Tuesday 28 February 2012
Iraqi and foreign archaeologists have uncovered a temple at the Sumerian city of Ur, which dates back to about 2500 BC, the head of the Antiquities Department says. So far the scientists have uncovered one of the walls of the temple along with numerous graves from the same period, said Hussein Rashid.
Ur is one of ancient Mesopotamia’s most fascinating cities. It has given the world priceless treasures from the Sumerian civilization that flourished in southern modern Iraq. The Sumerians, whose ethnic and linguistic stock is still a mystery, invented writing and established a civil system of government more than 5000 years ago.
«An Italian excavation team in coordination with their Iraqi counterparts have uncovered the wall of a temple dating to 2500 BC at Tel Abu Tabeer in the ancient city of Ur», said Rashid. Rashid said there were three foreign excavation teams currently working in Iraq. It is the first team of foreign archaeologists to be working in the country for more than two decades.

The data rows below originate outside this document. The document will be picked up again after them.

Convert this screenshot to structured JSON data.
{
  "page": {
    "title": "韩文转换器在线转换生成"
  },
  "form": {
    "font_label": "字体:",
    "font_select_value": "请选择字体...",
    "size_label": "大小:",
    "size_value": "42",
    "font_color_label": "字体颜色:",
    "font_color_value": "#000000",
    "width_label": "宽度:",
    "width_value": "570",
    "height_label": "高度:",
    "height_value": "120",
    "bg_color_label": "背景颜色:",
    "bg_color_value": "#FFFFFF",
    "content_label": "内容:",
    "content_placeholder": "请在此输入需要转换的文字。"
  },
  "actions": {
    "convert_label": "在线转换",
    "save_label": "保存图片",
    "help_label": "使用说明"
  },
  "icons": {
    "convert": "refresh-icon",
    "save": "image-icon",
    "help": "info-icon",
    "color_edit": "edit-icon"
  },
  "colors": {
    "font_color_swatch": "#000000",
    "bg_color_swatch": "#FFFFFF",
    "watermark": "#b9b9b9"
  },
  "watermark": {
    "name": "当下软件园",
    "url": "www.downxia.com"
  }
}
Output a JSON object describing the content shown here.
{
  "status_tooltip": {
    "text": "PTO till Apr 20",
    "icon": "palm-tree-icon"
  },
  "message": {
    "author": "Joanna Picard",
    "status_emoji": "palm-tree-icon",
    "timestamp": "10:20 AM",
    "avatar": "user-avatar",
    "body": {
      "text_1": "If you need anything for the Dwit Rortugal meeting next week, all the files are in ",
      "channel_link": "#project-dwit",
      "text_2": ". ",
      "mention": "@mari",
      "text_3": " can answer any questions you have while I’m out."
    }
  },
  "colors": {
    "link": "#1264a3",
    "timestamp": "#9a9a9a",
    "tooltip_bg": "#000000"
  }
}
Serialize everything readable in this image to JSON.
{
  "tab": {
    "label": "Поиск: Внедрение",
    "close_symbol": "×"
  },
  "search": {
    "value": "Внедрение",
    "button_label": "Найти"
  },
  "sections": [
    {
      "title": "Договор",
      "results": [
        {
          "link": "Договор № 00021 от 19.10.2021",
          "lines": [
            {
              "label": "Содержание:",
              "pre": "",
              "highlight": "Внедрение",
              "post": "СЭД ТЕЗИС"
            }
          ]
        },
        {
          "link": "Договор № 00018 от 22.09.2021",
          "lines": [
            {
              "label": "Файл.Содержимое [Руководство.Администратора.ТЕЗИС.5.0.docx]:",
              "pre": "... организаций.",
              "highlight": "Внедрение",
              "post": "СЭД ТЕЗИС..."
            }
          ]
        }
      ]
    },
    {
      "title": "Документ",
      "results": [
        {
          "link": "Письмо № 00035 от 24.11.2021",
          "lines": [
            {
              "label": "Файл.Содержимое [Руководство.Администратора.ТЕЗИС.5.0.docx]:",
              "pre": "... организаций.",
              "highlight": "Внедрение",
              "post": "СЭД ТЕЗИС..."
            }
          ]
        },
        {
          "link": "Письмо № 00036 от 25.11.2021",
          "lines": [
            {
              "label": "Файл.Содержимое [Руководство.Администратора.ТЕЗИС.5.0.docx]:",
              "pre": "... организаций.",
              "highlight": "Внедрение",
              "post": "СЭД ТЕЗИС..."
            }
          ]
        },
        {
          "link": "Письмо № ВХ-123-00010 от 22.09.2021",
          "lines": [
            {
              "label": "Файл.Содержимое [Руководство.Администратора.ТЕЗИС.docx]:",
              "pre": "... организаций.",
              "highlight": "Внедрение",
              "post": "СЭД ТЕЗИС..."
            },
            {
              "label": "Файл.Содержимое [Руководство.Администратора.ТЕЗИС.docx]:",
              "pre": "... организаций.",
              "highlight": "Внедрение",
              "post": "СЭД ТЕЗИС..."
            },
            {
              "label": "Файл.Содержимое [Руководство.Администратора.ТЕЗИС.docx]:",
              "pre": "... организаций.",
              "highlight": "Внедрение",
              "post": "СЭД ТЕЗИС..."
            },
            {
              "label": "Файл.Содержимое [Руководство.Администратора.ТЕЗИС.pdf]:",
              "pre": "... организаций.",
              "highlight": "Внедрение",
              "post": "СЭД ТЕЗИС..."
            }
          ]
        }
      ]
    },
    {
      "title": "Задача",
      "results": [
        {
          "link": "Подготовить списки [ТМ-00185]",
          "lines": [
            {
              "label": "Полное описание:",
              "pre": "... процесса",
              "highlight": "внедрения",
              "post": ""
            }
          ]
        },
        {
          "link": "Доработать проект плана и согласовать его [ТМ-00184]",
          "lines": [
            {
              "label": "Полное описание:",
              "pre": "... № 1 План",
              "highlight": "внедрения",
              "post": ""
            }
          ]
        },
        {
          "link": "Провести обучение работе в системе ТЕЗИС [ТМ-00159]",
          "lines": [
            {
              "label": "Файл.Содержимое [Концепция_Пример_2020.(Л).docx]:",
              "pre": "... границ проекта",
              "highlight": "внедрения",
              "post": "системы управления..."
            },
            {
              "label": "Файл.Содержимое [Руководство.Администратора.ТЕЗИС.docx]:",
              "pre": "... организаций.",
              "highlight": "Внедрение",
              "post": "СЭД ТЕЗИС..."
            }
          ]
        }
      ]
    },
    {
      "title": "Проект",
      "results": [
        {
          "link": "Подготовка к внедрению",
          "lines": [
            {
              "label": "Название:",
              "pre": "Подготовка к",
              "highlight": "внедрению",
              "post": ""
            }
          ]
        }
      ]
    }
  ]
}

An American team was to arrive in Iraq to excavate ancient mounds in the southern city of Nasiriya, the capital of Dhi Qar Province where the richest and most ancient Mesopotamian ruins are found. Another Italian group will be arriving in the country to excavate the ancient Assyrian military capital, Nimrud, in the northern Province of Nineveh.
See online : Dead languages reveal a lost World